I’d say go over the packing list several times, double and triple checking to be sure you have everything, but we did this. And yet, one of my boys still managed to leave his swim trunks at home. I actually handled the majority of the packing for my boys (and labels like Mabel’s Labels are fantastic for marking everything that is theirs) but I did ask my boys to go bring me the books they wanted in their bags and their swim trunks that had been hanging up in the bathroom from their dip in the pool the night before. Somehow, my oldest forgot and I just assumed he’d listened. Thankfully, we realized this before we left the camp and there was a store about 10 minutes away where we picked up a pair for him. The camp had said that if the campers needed anything, they would go get it and charge our account for it, so I guess he probably would have been okay had we not realized it. Unless you forget some absolute must-have item (like medication), don’t worry too much about it- either the camp will take care of it or someone will share or your child doesn’t actually need it in the first place.
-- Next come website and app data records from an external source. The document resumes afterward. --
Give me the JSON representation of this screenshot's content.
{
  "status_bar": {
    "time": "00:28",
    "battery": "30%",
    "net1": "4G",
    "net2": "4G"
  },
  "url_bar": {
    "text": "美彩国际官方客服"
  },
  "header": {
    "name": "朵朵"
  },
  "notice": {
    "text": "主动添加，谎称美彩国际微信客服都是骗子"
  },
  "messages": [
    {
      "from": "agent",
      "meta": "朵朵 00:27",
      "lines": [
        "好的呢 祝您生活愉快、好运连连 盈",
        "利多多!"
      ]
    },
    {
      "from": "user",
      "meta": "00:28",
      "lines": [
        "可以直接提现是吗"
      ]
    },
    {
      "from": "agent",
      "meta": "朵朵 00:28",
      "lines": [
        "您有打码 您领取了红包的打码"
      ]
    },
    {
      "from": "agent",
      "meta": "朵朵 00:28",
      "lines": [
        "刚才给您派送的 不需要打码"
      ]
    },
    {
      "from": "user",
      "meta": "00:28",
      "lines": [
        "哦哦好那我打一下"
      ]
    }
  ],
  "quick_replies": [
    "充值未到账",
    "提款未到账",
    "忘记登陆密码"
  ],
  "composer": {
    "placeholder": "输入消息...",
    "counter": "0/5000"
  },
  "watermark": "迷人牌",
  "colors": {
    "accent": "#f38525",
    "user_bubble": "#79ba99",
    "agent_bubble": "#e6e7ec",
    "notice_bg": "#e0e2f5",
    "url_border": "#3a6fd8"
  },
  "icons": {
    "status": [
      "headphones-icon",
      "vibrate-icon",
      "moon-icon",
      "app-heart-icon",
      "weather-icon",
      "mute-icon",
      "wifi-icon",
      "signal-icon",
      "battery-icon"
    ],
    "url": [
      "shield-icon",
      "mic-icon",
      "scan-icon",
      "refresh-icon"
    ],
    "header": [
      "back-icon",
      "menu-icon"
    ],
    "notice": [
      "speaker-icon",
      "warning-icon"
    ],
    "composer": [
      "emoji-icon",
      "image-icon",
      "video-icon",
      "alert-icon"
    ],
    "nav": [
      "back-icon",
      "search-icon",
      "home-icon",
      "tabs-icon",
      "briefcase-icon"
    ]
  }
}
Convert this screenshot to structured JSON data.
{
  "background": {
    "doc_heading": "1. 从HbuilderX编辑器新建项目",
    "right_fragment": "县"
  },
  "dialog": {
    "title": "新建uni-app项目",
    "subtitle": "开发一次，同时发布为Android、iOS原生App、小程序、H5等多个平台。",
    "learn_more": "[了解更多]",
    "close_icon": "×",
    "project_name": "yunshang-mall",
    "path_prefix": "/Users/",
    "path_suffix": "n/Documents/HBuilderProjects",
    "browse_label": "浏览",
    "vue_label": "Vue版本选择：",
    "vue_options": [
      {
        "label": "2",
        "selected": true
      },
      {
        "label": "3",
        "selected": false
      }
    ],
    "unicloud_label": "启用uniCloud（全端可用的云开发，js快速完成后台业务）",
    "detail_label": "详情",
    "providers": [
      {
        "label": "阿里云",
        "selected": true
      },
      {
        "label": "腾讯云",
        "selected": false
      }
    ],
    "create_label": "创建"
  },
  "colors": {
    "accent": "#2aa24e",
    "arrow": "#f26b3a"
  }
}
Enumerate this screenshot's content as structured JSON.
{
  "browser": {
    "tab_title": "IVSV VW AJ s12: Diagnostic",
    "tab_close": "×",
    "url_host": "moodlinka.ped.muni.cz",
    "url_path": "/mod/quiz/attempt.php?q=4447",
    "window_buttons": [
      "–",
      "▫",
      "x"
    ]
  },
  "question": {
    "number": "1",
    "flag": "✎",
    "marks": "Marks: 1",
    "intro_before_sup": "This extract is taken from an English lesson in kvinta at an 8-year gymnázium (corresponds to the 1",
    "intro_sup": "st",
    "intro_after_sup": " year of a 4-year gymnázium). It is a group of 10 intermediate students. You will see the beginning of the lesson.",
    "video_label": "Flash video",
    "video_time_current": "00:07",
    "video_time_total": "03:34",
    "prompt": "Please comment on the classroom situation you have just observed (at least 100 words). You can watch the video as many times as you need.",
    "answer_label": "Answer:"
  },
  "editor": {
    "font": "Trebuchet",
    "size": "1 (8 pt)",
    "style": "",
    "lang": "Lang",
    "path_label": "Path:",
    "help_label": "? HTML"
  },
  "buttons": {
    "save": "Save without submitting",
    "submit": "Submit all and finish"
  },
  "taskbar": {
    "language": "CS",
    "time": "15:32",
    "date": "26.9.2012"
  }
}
Your kids won’t use everything on that packing list.
Like all the pairs of underwear. Or soap and shampoo. I washed all their camp stuff the day they got home (because it all smelled) and I’m pretty sure there were only four pairs of dirty underwear between the two of them and that the shampoo and body wash hadn’t been used at all. Still send everything, but accept that hygiene might not be high on their list of priorities and just make them take showers the second you get them back home. And those “just in case” items probably aren’t things they’ll actually need- but you’ll still feel better sending them anyway.
You might not hear from them or see pics while they’re gone.
One of the overnight camp counselors set up a Shutterfly Sharesite for the camp. And the first three days, wrote this lovely recounting of their day… but then nothing the rest of the days. And while there were pictures, my boys either weren’t in them or I’d catch a glimpse of one in the background(oh, there’s the back of his head- he’s alive!). On the last day of camp and then just this morning, another counselor added more pics and I thought OH, LOOK, IT’S FINALLY MY KIDS.
In all of the emails about camp, there was this line: “Studies by the American Camp Association have shown that calling home is detrimental to the development of your child’s independence, and can create or aggravate serious homesickness.”
Though I know friends whose kids have gone to other camps have been allowed to send emails to their kids every day and the kids could write back, we didn’t have this option and part of me knows my boys would probably write “Mom, having fun, bye!” and be done with it anyway.
It was clearly stated that no campers were to have cell phones. We were given the camp counselors’ cell numbers and told we could text (or call, but text preferable) if we wanted an update on our camper. I actually took the approach of they’d call/text if something is wrong and I didn’t text, even though it was odd not to hear anything from/about my kids for so long. My boys said that a lot of the other campers actually had theirs with them and I’m a little bummed mine didn’t (we’re rule followers) because I would have liked to be able to text them AND for them to be able to take some pictures.
Somethings never change.
My boys came home singing songs that I immediately joined in with and they were shocked that I would know them. But certain camp songs, games, activities: they’ve been around forever and aren’t going anywhere any time soon. Pranking other cabins and spooky ghost stories still happen, too. And the kids will make good friends and have all sorts of stories to tell you.
Ask right away what they’d do differently next year.
Whether they saw something they wish they’d gotten to do or something they wanted to do more. Or if there’s another session they’d like to try. I made sure to ask my boys what they wish they’d packed that they didn’t have. They said more snacks (even though I sent them enough to feed a small army), shower shoes (they said the floor of the showers was gross and THAT is why they barely showered- not sure I believe them, but we’re try shower shoes next year) and silly string (to prank other cabins- we’ll have to see about that)